“When you gaze long into an abyss, the abyss also gazes into you,” Nietzsche promised in Beyond Good and Evil, but Mr. Philosophize with a Hammer never did recommend any appropriate mood music for making goo-goo eyes at the infernal regions. Which is why it is such a great thing for we lovers of darkness that the world’s preeminent horror culture magazine Rue Morgue continues to DJ the end times via Hymns From the House of Horror Vol. III, another entry in the magazine’s popular series of free, limited time downloads of “rare, exclusive and otherwise hard-to-find horror music.” The first two Hymns volumes were annual multi-track compilations featuring such Decibel familiars as Blood Ceremony, Cauldron, Rammer, and GWAR. Beginning with Vol. III, however, the glorious punishment will be meted out monthly to allow for “more timely…ceremonial offerings." The first track, “Olivia (Object of My Infection)” from horror folk-punks Harley Poe, is available now and heavier fare, we are assured, looms on the not-so-distant horizon.
“We like to have a good balance of all the monsters, for sure -- zombies, vampires, werewolves, murderers,” Rue Morgue Assistant Editor Trevor Tuminski chuckles when asked how he determines a song is heinous enough for the hallowed halls of the House of Horror. “Actually, people can be a little bit skeptical about bands that tap into the horror genre for inspiration. They worry the music is going to be kitschy or jokey. I hope the Hymns compilations show people that there are a lot of bands bringing horror elements into their music in really interesting, diverse, unorthodox ways.”
Since we had a bona fide horror culture expert on the line who also happens to be well-versed in the cacophonous folkways of heavy metal -- the Rue Crew is known to blast Nine Inch Nails, Alice Cooper, and Skinny Puppy in the magazine’s funeral home lair, and recently journeyed en masse to participate in a Toronto Ghost ritual -- the question had to be asked: Why is there so much overlap between the Rue Morgue and Decibel wheelhouses? Why is it so much easier for Decibel to put together a zombie themed issue than one on, say, Nora Ephron (e.g., I Feel Bad About MY Neck, Too…From Headbanging!; A Cannibal Corpse tribute to When Harry Met Sally, etc)?

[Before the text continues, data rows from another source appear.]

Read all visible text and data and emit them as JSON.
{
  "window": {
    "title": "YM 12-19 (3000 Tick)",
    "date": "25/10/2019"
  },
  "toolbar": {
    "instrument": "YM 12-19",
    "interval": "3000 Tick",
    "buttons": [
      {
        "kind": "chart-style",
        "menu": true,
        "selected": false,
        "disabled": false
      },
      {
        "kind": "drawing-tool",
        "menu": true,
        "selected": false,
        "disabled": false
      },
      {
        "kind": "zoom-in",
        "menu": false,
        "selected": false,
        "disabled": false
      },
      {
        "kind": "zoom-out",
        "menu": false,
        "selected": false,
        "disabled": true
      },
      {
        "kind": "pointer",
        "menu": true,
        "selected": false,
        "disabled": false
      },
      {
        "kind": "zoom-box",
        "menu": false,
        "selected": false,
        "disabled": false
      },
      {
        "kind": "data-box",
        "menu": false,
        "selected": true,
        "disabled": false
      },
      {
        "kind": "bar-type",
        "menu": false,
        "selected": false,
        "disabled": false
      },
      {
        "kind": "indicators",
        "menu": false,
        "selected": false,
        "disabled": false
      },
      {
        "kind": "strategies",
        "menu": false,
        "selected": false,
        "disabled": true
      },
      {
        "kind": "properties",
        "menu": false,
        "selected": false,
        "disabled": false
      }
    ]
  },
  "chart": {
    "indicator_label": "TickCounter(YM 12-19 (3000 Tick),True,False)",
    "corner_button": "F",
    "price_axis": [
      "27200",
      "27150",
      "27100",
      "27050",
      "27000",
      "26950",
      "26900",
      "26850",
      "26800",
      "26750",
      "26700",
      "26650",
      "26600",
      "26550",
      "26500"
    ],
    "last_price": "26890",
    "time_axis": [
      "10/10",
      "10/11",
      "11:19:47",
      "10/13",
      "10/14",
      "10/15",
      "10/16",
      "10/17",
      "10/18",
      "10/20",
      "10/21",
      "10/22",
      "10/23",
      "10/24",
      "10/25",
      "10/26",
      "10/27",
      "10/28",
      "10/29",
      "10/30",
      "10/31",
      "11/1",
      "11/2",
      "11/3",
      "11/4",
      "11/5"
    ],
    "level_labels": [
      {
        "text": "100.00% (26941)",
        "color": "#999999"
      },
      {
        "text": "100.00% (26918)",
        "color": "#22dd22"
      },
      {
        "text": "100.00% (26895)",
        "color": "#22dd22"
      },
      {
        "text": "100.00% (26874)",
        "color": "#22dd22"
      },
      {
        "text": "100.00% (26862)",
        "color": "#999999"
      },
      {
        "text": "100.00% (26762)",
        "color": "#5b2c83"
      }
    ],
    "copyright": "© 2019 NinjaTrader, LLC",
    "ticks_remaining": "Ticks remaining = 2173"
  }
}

“There is a larger than life escapism to be found in dark art,” Tuminski posits. “People who go to horror movies are always chasing the bigger fear. They’re always looking for new interpretations of the fantastical that push further, in much the same way amusement park fans always want to ride the tallest, fastest rollercoaster -- and as soon as they get off they’re looking for an even taller, faster one. It’s this natural interest in escalation and stretching our own boundaries, I think, that horror and heavy metal fans share.”

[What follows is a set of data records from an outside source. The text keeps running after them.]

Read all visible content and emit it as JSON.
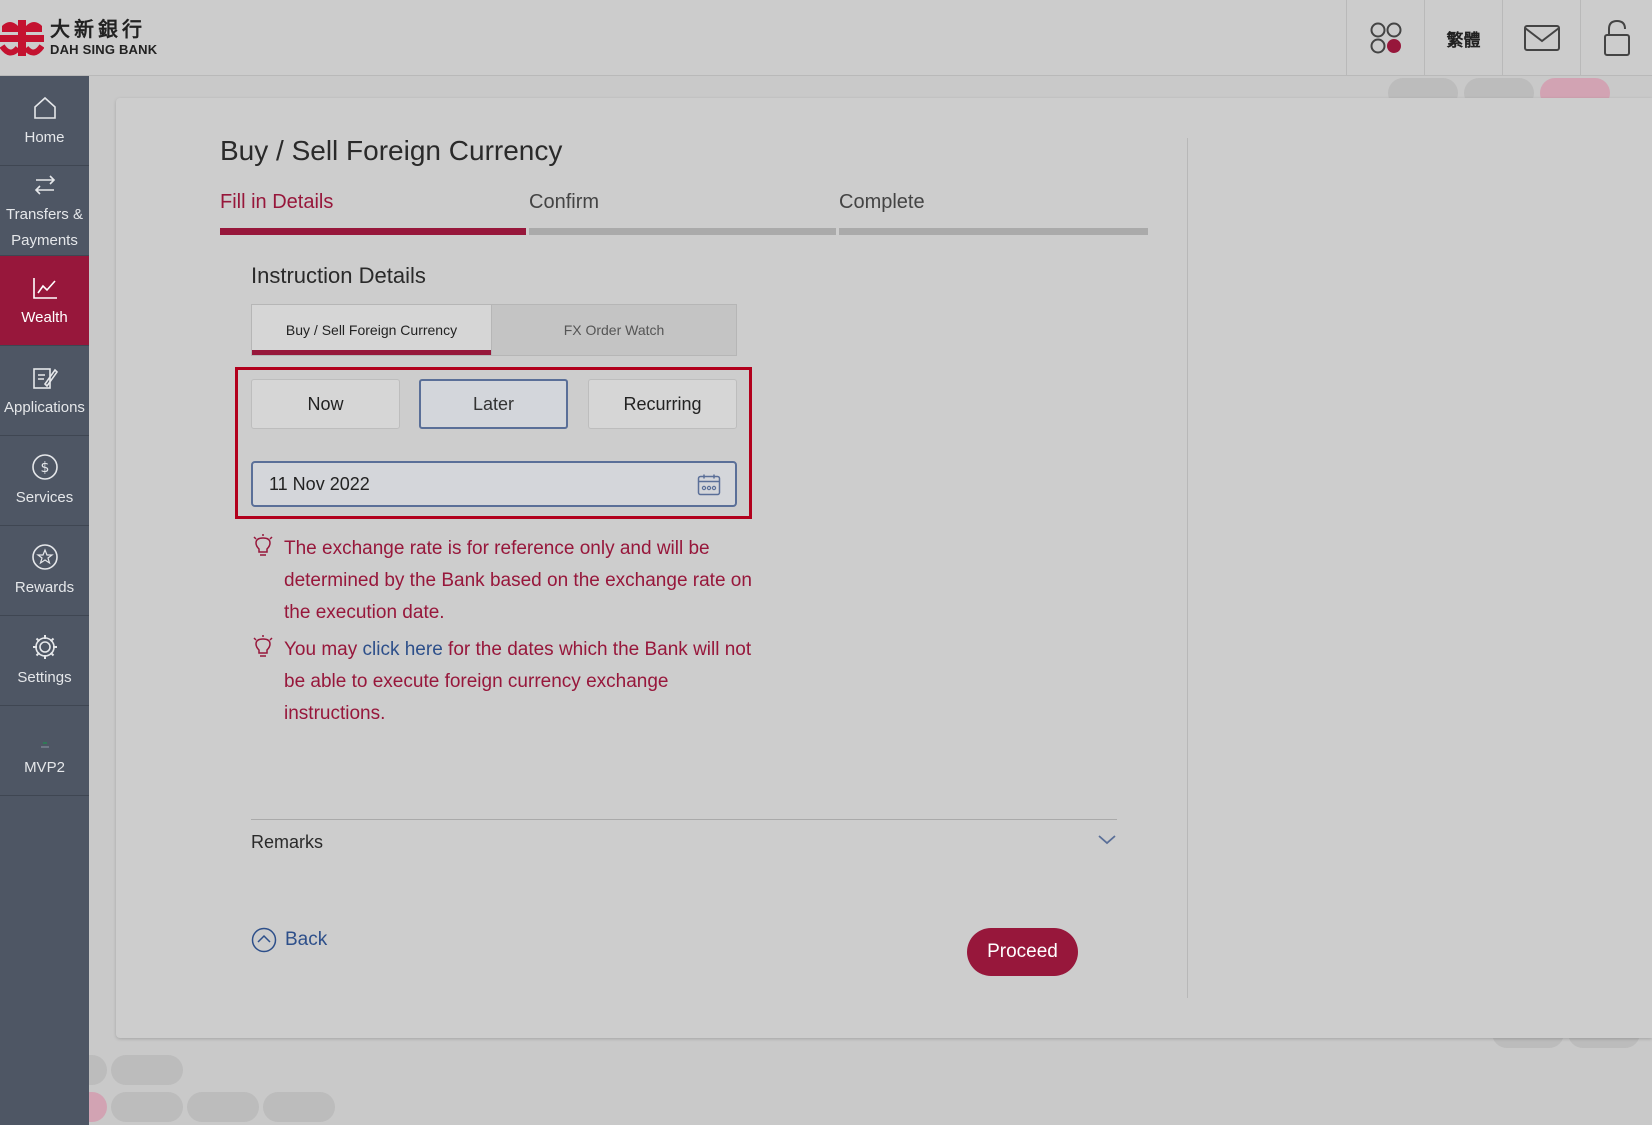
{
  "brand": {
    "name_cn": "大新銀行",
    "name_en": "DAH SING BANK"
  },
  "header": {
    "language_label": "繁體",
    "icons": [
      "apps-icon",
      "mail-icon",
      "lock-icon"
    ]
  },
  "sidebar": {
    "items": [
      {
        "label": "Home",
        "icon": "home-icon"
      },
      {
        "label": "Transfers & Payments",
        "icon": "transfer-icon"
      },
      {
        "label": "Wealth",
        "icon": "chart-icon",
        "active": true
      },
      {
        "label": "Applications",
        "icon": "edit-icon"
      },
      {
        "label": "Services",
        "icon": "dollar-icon"
      },
      {
        "label": "Rewards",
        "icon": "star-icon"
      },
      {
        "label": "Settings",
        "icon": "gear-icon"
      },
      {
        "label": "MVP2",
        "icon": "mvp-icon"
      }
    ]
  },
  "page": {
    "title": "Buy / Sell Foreign Currency",
    "steps": [
      "Fill in Details",
      "Confirm",
      "Complete"
    ],
    "active_step": 0,
    "section_title": "Instruction Details",
    "tabs": [
      "Buy / Sell Foreign Currency",
      "FX Order Watch"
    ],
    "timing_options": [
      "Now",
      "Later",
      "Recurring"
    ],
    "selected_timing": "Later",
    "date_value": "11 Nov 2022",
    "note1": "The exchange rate is for reference only and will be determined by the Bank based on the exchange rate on the execution date.",
    "note2_prefix": "You may ",
    "note2_link": "click here",
    "note2_suffix": " for the dates which the Bank will not be able to execute foreign currency exchange instructions.",
    "remarks_label": "Remarks",
    "back_label": "Back",
    "proceed_label": "Proceed"
  },
  "colors": {
    "brand_red": "#97173b",
    "sidebar_bg": "#4e5664",
    "link_blue": "#2d4f8a",
    "highlight_red": "#b2001c"
  }
}
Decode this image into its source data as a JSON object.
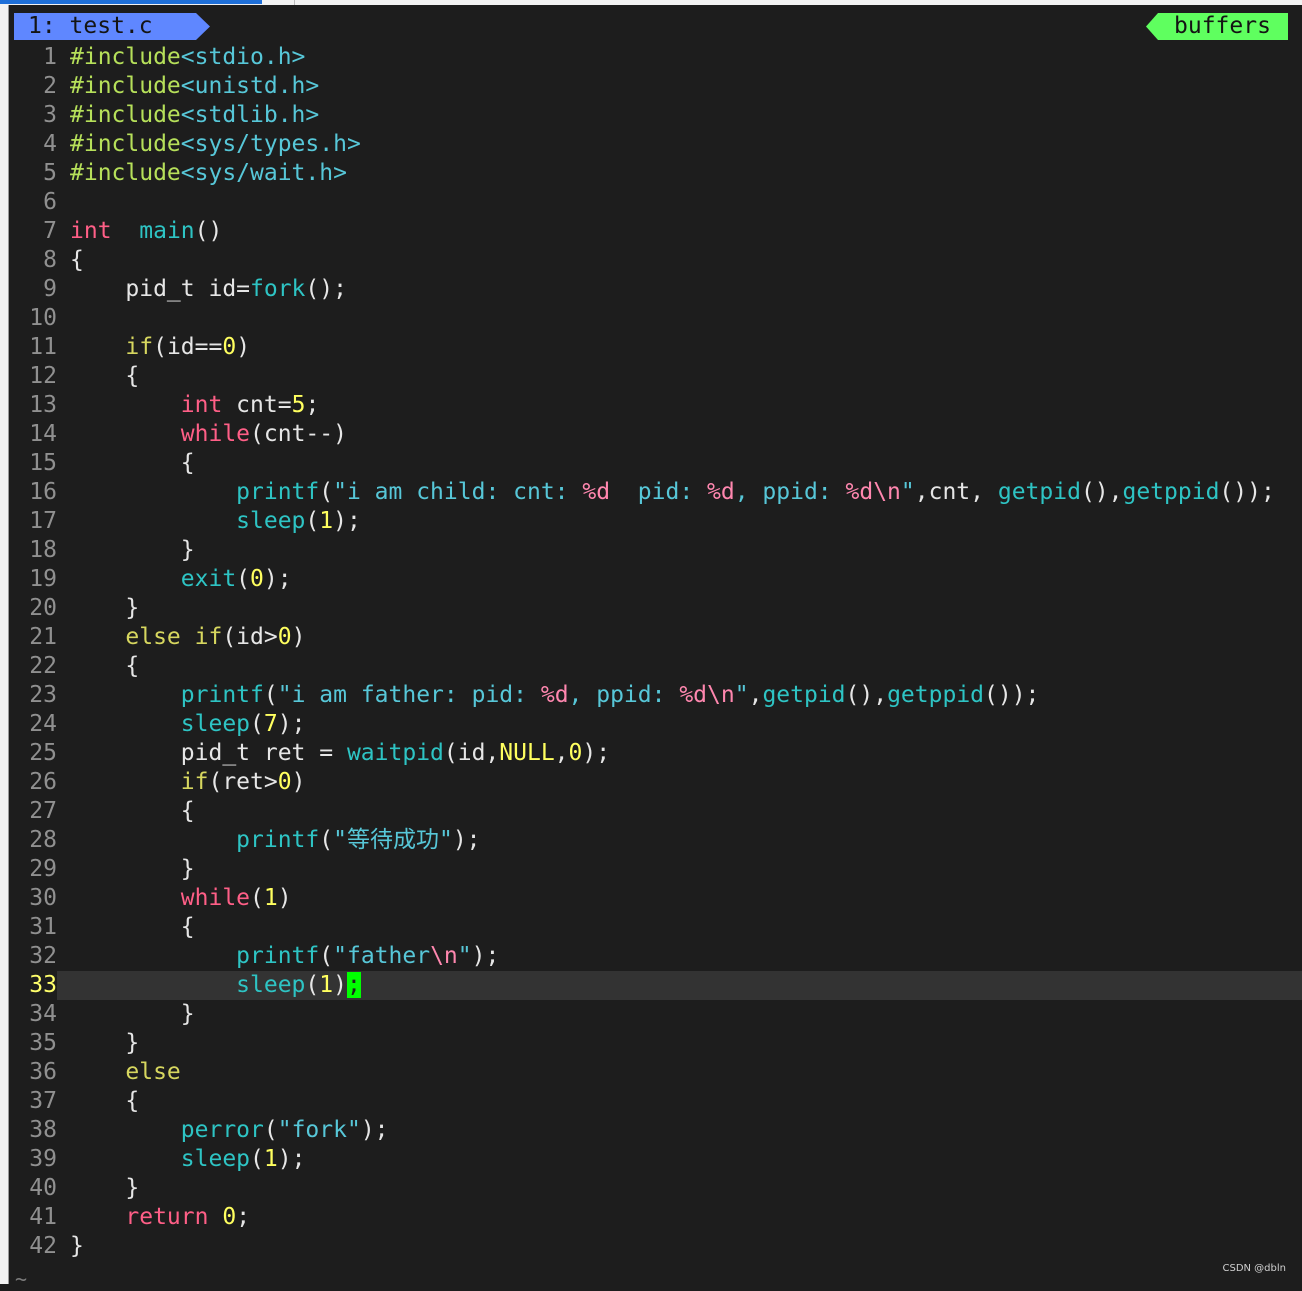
{
  "tabline": {
    "buffer_tab": "1: test.c",
    "buffers_label": "buffers"
  },
  "cursor_line": 33,
  "colors": {
    "background": "#1d1d1d",
    "tab_active": "#5f87ff",
    "buffers_label": "#5fff5f",
    "line_number": "#909090",
    "current_line_number": "#ffff6b",
    "cursor": "#00ff00",
    "preprocessor": "#b6e05a",
    "type": "#ff5f87",
    "keyword": "#d7d75f",
    "function": "#2ec4c4",
    "number": "#ffff5f",
    "string": "#57c7d8",
    "format_specifier": "#ff87af"
  },
  "code_lines": [
    {
      "n": "1",
      "t": [
        [
          "inc",
          "#include"
        ],
        [
          "hdr",
          "<stdio.h>"
        ]
      ]
    },
    {
      "n": "2",
      "t": [
        [
          "inc",
          "#include"
        ],
        [
          "hdr",
          "<unistd.h>"
        ]
      ]
    },
    {
      "n": "3",
      "t": [
        [
          "inc",
          "#include"
        ],
        [
          "hdr",
          "<stdlib.h>"
        ]
      ]
    },
    {
      "n": "4",
      "t": [
        [
          "inc",
          "#include"
        ],
        [
          "hdr",
          "<sys/types.h>"
        ]
      ]
    },
    {
      "n": "5",
      "t": [
        [
          "inc",
          "#include"
        ],
        [
          "hdr",
          "<sys/wait.h>"
        ]
      ]
    },
    {
      "n": "6",
      "t": []
    },
    {
      "n": "7",
      "t": [
        [
          "typ",
          "int"
        ],
        [
          "",
          "  "
        ],
        [
          "fn",
          "main"
        ],
        [
          "",
          "()"
        ]
      ]
    },
    {
      "n": "8",
      "t": [
        [
          "",
          "{"
        ]
      ]
    },
    {
      "n": "9",
      "t": [
        [
          "",
          "    pid_t id="
        ],
        [
          "fn",
          "fork"
        ],
        [
          "",
          "();"
        ]
      ]
    },
    {
      "n": "10",
      "t": []
    },
    {
      "n": "11",
      "t": [
        [
          "",
          "    "
        ],
        [
          "kw",
          "if"
        ],
        [
          "",
          "(id=="
        ],
        [
          "num",
          "0"
        ],
        [
          "",
          ")"
        ]
      ]
    },
    {
      "n": "12",
      "t": [
        [
          "",
          "    {"
        ]
      ]
    },
    {
      "n": "13",
      "t": [
        [
          "",
          "        "
        ],
        [
          "typ",
          "int"
        ],
        [
          "",
          " cnt="
        ],
        [
          "num",
          "5"
        ],
        [
          "",
          ";"
        ]
      ]
    },
    {
      "n": "14",
      "t": [
        [
          "",
          "        "
        ],
        [
          "typ",
          "while"
        ],
        [
          "",
          "(cnt--)"
        ]
      ]
    },
    {
      "n": "15",
      "t": [
        [
          "",
          "        {"
        ]
      ]
    },
    {
      "n": "16",
      "t": [
        [
          "",
          "            "
        ],
        [
          "fn",
          "printf"
        ],
        [
          "",
          "("
        ],
        [
          "str",
          "\"i am child: cnt: "
        ],
        [
          "spc",
          "%d"
        ],
        [
          "str",
          "  pid: "
        ],
        [
          "spc",
          "%d"
        ],
        [
          "str",
          ", ppid: "
        ],
        [
          "spc",
          "%d\\n"
        ],
        [
          "str",
          "\""
        ],
        [
          "",
          ",cnt, "
        ],
        [
          "fn",
          "getpid"
        ],
        [
          "",
          "(),"
        ],
        [
          "fn",
          "getppid"
        ],
        [
          "",
          "());"
        ]
      ]
    },
    {
      "n": "17",
      "t": [
        [
          "",
          "            "
        ],
        [
          "fn",
          "sleep"
        ],
        [
          "",
          "("
        ],
        [
          "num",
          "1"
        ],
        [
          "",
          ");"
        ]
      ]
    },
    {
      "n": "18",
      "t": [
        [
          "",
          "        }"
        ]
      ]
    },
    {
      "n": "19",
      "t": [
        [
          "",
          "        "
        ],
        [
          "fn",
          "exit"
        ],
        [
          "",
          "("
        ],
        [
          "num",
          "0"
        ],
        [
          "",
          ");"
        ]
      ]
    },
    {
      "n": "20",
      "t": [
        [
          "",
          "    }"
        ]
      ]
    },
    {
      "n": "21",
      "t": [
        [
          "",
          "    "
        ],
        [
          "kw",
          "else if"
        ],
        [
          "",
          "(id>"
        ],
        [
          "num",
          "0"
        ],
        [
          "",
          ")"
        ]
      ]
    },
    {
      "n": "22",
      "t": [
        [
          "",
          "    {"
        ]
      ]
    },
    {
      "n": "23",
      "t": [
        [
          "",
          "        "
        ],
        [
          "fn",
          "printf"
        ],
        [
          "",
          "("
        ],
        [
          "str",
          "\"i am father: pid: "
        ],
        [
          "spc",
          "%d"
        ],
        [
          "str",
          ", ppid: "
        ],
        [
          "spc",
          "%d\\n"
        ],
        [
          "str",
          "\""
        ],
        [
          "",
          ","
        ],
        [
          "fn",
          "getpid"
        ],
        [
          "",
          "(),"
        ],
        [
          "fn",
          "getppid"
        ],
        [
          "",
          "());"
        ]
      ]
    },
    {
      "n": "24",
      "t": [
        [
          "",
          "        "
        ],
        [
          "fn",
          "sleep"
        ],
        [
          "",
          "("
        ],
        [
          "num",
          "7"
        ],
        [
          "",
          ");"
        ]
      ]
    },
    {
      "n": "25",
      "t": [
        [
          "",
          "        pid_t ret = "
        ],
        [
          "fn",
          "waitpid"
        ],
        [
          "",
          "(id,"
        ],
        [
          "num",
          "NULL"
        ],
        [
          "",
          ","
        ],
        [
          "num",
          "0"
        ],
        [
          "",
          ");"
        ]
      ]
    },
    {
      "n": "26",
      "t": [
        [
          "",
          "        "
        ],
        [
          "kw",
          "if"
        ],
        [
          "",
          "(ret>"
        ],
        [
          "num",
          "0"
        ],
        [
          "",
          ")"
        ]
      ]
    },
    {
      "n": "27",
      "t": [
        [
          "",
          "        {"
        ]
      ]
    },
    {
      "n": "28",
      "t": [
        [
          "",
          "            "
        ],
        [
          "fn",
          "printf"
        ],
        [
          "",
          "("
        ],
        [
          "str",
          "\"等待成功\""
        ],
        [
          "",
          ");"
        ]
      ]
    },
    {
      "n": "29",
      "t": [
        [
          "",
          "        }"
        ]
      ]
    },
    {
      "n": "30",
      "t": [
        [
          "",
          "        "
        ],
        [
          "typ",
          "while"
        ],
        [
          "",
          "("
        ],
        [
          "num",
          "1"
        ],
        [
          "",
          ")"
        ]
      ]
    },
    {
      "n": "31",
      "t": [
        [
          "",
          "        {"
        ]
      ]
    },
    {
      "n": "32",
      "t": [
        [
          "",
          "            "
        ],
        [
          "fn",
          "printf"
        ],
        [
          "",
          "("
        ],
        [
          "str",
          "\"father"
        ],
        [
          "spc",
          "\\n"
        ],
        [
          "str",
          "\""
        ],
        [
          "",
          ");"
        ]
      ]
    },
    {
      "n": "33",
      "t": [
        [
          "",
          "            "
        ],
        [
          "fn",
          "sleep"
        ],
        [
          "",
          "("
        ],
        [
          "num",
          "1"
        ],
        [
          "",
          ")"
        ],
        [
          "cursor",
          ";"
        ]
      ]
    },
    {
      "n": "34",
      "t": [
        [
          "",
          "        }"
        ]
      ]
    },
    {
      "n": "35",
      "t": [
        [
          "",
          "    }"
        ]
      ]
    },
    {
      "n": "36",
      "t": [
        [
          "",
          "    "
        ],
        [
          "kw",
          "else"
        ]
      ]
    },
    {
      "n": "37",
      "t": [
        [
          "",
          "    {"
        ]
      ]
    },
    {
      "n": "38",
      "t": [
        [
          "",
          "        "
        ],
        [
          "fn",
          "perror"
        ],
        [
          "",
          "("
        ],
        [
          "str",
          "\"fork\""
        ],
        [
          "",
          ");"
        ]
      ]
    },
    {
      "n": "39",
      "t": [
        [
          "",
          "        "
        ],
        [
          "fn",
          "sleep"
        ],
        [
          "",
          "("
        ],
        [
          "num",
          "1"
        ],
        [
          "",
          ");"
        ]
      ]
    },
    {
      "n": "40",
      "t": [
        [
          "",
          "    }"
        ]
      ]
    },
    {
      "n": "41",
      "t": [
        [
          "",
          "    "
        ],
        [
          "typ",
          "return"
        ],
        [
          "",
          " "
        ],
        [
          "num",
          "0"
        ],
        [
          "",
          ";"
        ]
      ]
    },
    {
      "n": "42",
      "t": [
        [
          "",
          "}"
        ]
      ]
    }
  ],
  "empty_line_marker": "~",
  "watermark": "CSDN @dbln"
}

These are affinities and synergies Tuminski hopes to further stoke through both the excellent Audio Drome section of Rue Morgue and the Hymns compilations during this moment of “horror zeitgeist.”
"I would love to believe these compilations are helping to steer fans of dark music and horror films and literature toward other art forms they may not have experienced before," he says. "That’s probably a lofty aspiration for what is essentially a monstrous mix-tape, but I don't think it's at all impossible."